12 BenzigerodeHeimburg_LN @ 11.093567
13 Hungary_BA @ 12.793146
14 Nordic_IA @ 12.883222
15 Nordic_LBA @ 13.249299
16 Corded_Ware_Proto_Unetice_Poland @ 13.363498
17 Nordic_BattleAxe @ 13.628033
18 Bell_Beaker @ 13.695739
19 Irish_BA @ 14.976424
20 Unetice_MBA @ 16.131575
No, I don't know what the numbers mean. But, assuming we're still early in reading what the genome has to tell us about prehistory, it does seem kind of cool.
1. All this DNA sequencing is such a fun indulgence. It does emphasize genes and race over culture, so it has the potential to sour among assholes, of course. I haven't ordered a kit myself, because both my parents have done them, and I didn't see anything to gain.
2. The GEDmatch is - I think? - the open source database that they used to catch the Golden State Killer via familial DNA. I don't think we ever discussed here how we feel about this? It's creepy surveillance, but I think it's far less creepy than the intense amount of monitoring and tracking done based on our digital footprints.
3. My dad mentioned offhandedly last night that along with BRCA1, he also has the Parkinson's gene. I didn't even know there was a Parkinson's gene. He's 75 and does not have any symptoms, although his grandmother and aunt both had it by that age. He also said that there's some evidence that lots of coffee and exercise may protect slightly against it, which I find to be really a great silver lining.
I'm in DC for some depositions, but my evenings should be free. I'm staying near the train station, so anywhere near there. But I've lost track of who lives in DC -- possibly I'm shouting into the void.
Mossy Character writes: Horribleness in Cameroon. More graphic horribleness from the BBC (included for the way they match cellphone videos against topography and satellite imagery to get places and times). Likewise for an army atrocity in the separate war against Boko Haram in the north.

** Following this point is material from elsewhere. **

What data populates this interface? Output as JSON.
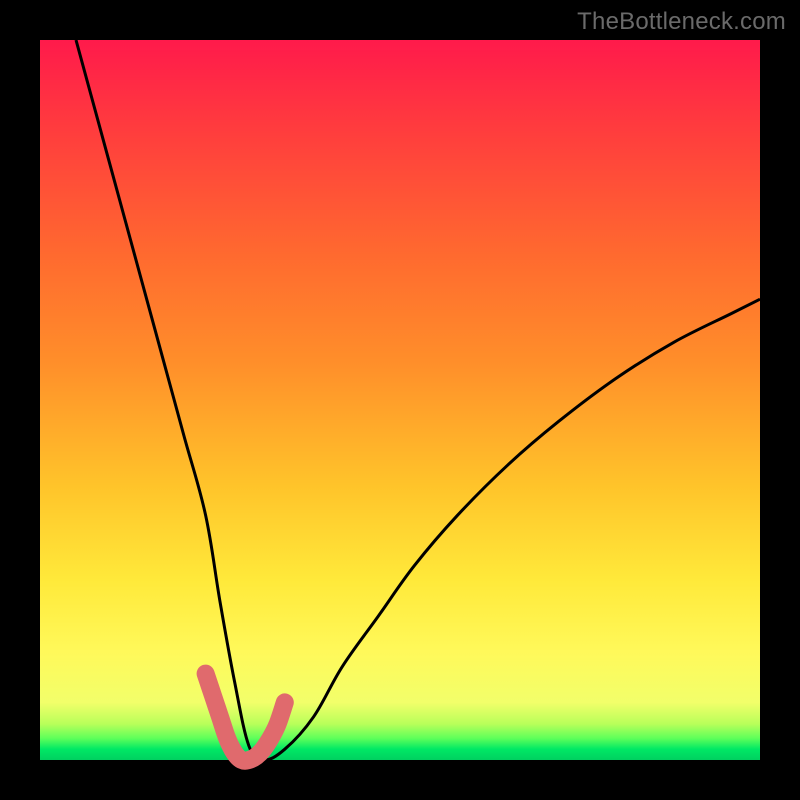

Heebie's take: no take. Just horrible.
As the last Kavanaugh thread escapes the grip of the front page, we welcome a new one to slowly drift down, while the saga unfolds.